where m is a magnitude and z is a polysign number and the '@' symbol is superposition or summation. The input basis is extremely simple. It is merely a swept magnitude m. These instances start with z(0) = 0 for simplicity. No limits need be applied to the sweep. Large values will scatter off to infinity rapidly. No conditional operations are performed to yield this structured set of points. While the quantity of iterations is limited it is apparent that coherency is obtained. This is a way to build some fascinating dimensional data from nearly nill.

This is a 2D projection of a 5D space. Occlusion is not taken into account. Larger magnitude points show through in this 2D projection since they were plotted last. No depth has been considered in the projection.
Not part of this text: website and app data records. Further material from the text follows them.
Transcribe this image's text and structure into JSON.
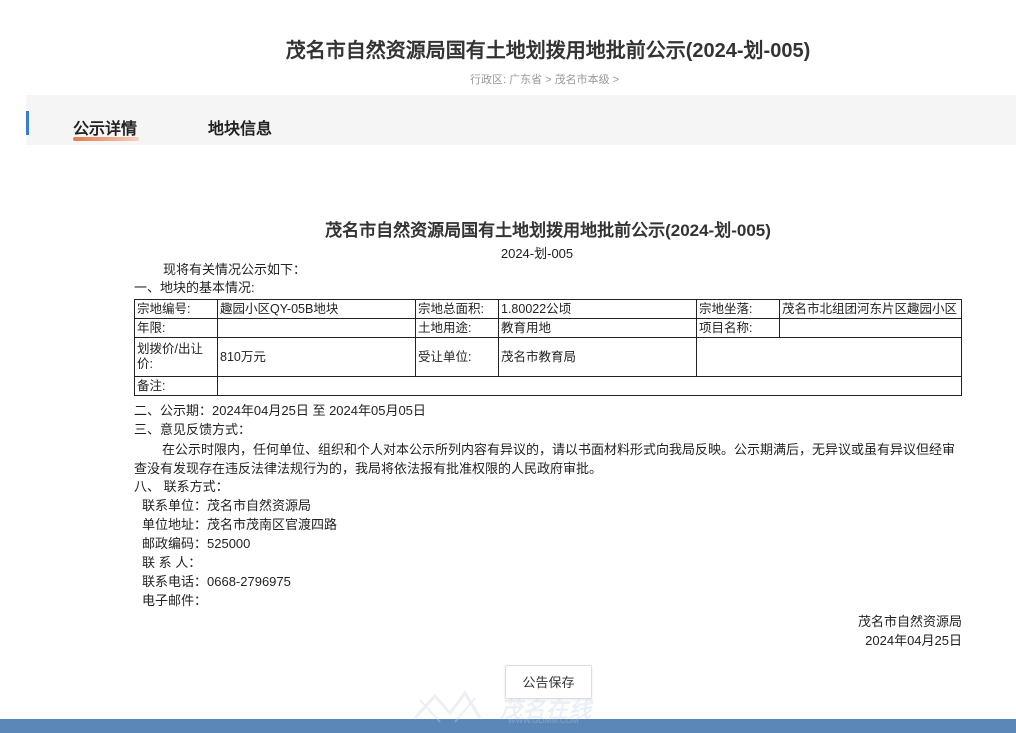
{
  "header": {
    "title": "茂名市自然资源局国有土地划拨用地批前公示(2024-划-005)",
    "breadcrumb": "行政区:  广东省 > 茂名市本级 >"
  },
  "tabs": [
    {
      "label": "公示详情"
    },
    {
      "label": "地块信息"
    }
  ],
  "document": {
    "title": "茂名市自然资源局国有土地划拨用地批前公示(2024-划-005)",
    "number": "2024-划-005",
    "intro": "现将有关情况公示如下：",
    "section1": "一、地块的基本情况:",
    "table": {
      "r1": [
        "宗地编号:",
        "趣园小区QY-05B地块",
        "宗地总面积:",
        "1.80022公顷",
        "宗地坐落:",
        "茂名市北组团河东片区趣园小区"
      ],
      "r2": [
        "年限:",
        "",
        "土地用途:",
        "教育用地",
        "项目名称:",
        ""
      ],
      "r3": [
        "划拨价/出让价:",
        "810万元",
        "受让单位:",
        "茂名市教育局",
        ""
      ],
      "r4": [
        "备注:",
        ""
      ]
    },
    "section2": "二、公示期：2024年04月25日 至 2024年05月05日",
    "section3": "三、意见反馈方式：",
    "section3_text": "在公示时限内，任何单位、组织和个人对本公示所列内容有异议的，请以书面材料形式向我局反映。公示期满后，无异议或虽有异议但经审查没有发现存在违反法律法规行为的，我局将依法报有批准权限的人民政府审批。",
    "section8": "八、 联系方式：",
    "contact": [
      {
        "label": "联系单位：",
        "value": "茂名市自然资源局"
      },
      {
        "label": "单位地址：",
        "value": "茂名市茂南区官渡四路"
      },
      {
        "label": "邮政编码：",
        "value": "525000"
      },
      {
        "label": "联 系 人：",
        "value": ""
      },
      {
        "label": "联系电话：",
        "value": "0668-2796975"
      },
      {
        "label": "电子邮件：",
        "value": ""
      }
    ],
    "signer": "茂名市自然资源局",
    "sign_date": "2024年04月25日"
  },
  "actions": {
    "save_label": "公告保存"
  },
  "watermark": {
    "text": "茂名在线",
    "url": "WWW.GDMM.COM"
  },
  "colors": {
    "accent_blue": "#3a7bd5",
    "tab_underline": "#e07b4f",
    "footer_bar": "#5b87b8"
  }
}
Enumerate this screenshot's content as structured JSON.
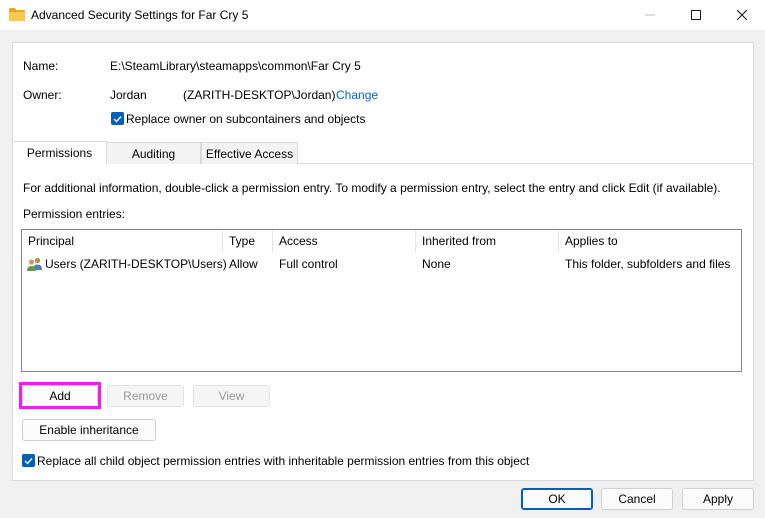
{
  "window": {
    "title": "Advanced Security Settings for Far Cry 5"
  },
  "info": {
    "name_label": "Name:",
    "name_value": "E:\\SteamLibrary\\steamapps\\common\\Far Cry 5",
    "owner_label": "Owner:",
    "owner_name": "Jordan",
    "owner_account": "(ZARITH-DESKTOP\\Jordan)",
    "change_link": "Change",
    "replace_owner_label": "Replace owner on subcontainers and objects",
    "replace_owner_checked": true
  },
  "tabs": [
    {
      "label": "Permissions",
      "active": true
    },
    {
      "label": "Auditing",
      "active": false
    },
    {
      "label": "Effective Access",
      "active": false
    }
  ],
  "permissions": {
    "info_text": "For additional information, double-click a permission entry. To modify a permission entry, select the entry and click Edit (if available).",
    "entries_label": "Permission entries:",
    "columns": [
      "Principal",
      "Type",
      "Access",
      "Inherited from",
      "Applies to"
    ],
    "rows": [
      {
        "principal": "Users (ZARITH-DESKTOP\\Users)",
        "type": "Allow",
        "access": "Full control",
        "inherited_from": "None",
        "applies_to": "This folder, subfolders and files"
      }
    ],
    "buttons": {
      "add": "Add",
      "remove": "Remove",
      "view": "View",
      "enable_inheritance": "Enable inheritance"
    },
    "replace_child_label": "Replace all child object permission entries with inheritable permission entries from this object",
    "replace_child_checked": true
  },
  "footer": {
    "ok": "OK",
    "cancel": "Cancel",
    "apply": "Apply"
  },
  "colors": {
    "accent": "#005fb8",
    "link": "#0067c0",
    "highlight": "#ee20ee"
  }
}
The color is magenta at first then yellows with iteration. The image is actually very flat for many projections so I believe that the shape is largely disklike with interesting protrusions. This shape generally recurs in any dimension for the given function though it has fascinating variations. The density of points in m is so high in this first image that some of the underlying structure is obscured. At lighter density(stepping 2e-4) more structure is revealed

This instance is merely a starting point for a clan of such functions. A relativist might wish to explore the magnitude sweep as if it were in a different reference frame. Many approaches look promising and some of them will be explored on this site in the future. The relationship to fractals is quite slim. The swept function is an iterated procedure but beyond that no conditionals are in use here. Rather than a test of every point in space the points which are graphed are generated directly from magnitude. The motivation for this construction is to generate multidimensional data from as small a construction as possible. Magnitude can be mapped in to any signed domain and this step is of crucial importance here though it comes transparently. These graphics are possible in the complex plane so even if you do not have a polysign library it is possible to do some work with traditional tools.

I am still troubled as to the believability of iterated functions as a plausible basis of reality. Without a sound physical paradigm such graphics are only pretty mathematics. The quality of an individual function and why that particular function ought to be given attention is not clear to me. Here a most simplistic function with dynamics is exposed. If we consider an individual function to be instantaneous then we witness a point series as a function of magnitude m which is nicely connected to its neighbors in m. There are transitions, connections, periodicities, and stable points which need to be explored. Some of that I have worked on but it is challenging to get to a comfortable conclusion. So instead this is presented as an open area of research. Rather than let this fester on my hard drive any longer I share it with you in the hope that you might pursue something similar or find it helpful in your own search. There is no end to the number of images that can be generated here so instead of burdening myself with so many I give you just as few as a proof of concept. This is not the only interesting production; rather, there are an overwhelming series of possible graphical results that are too numerous to prioritize yet.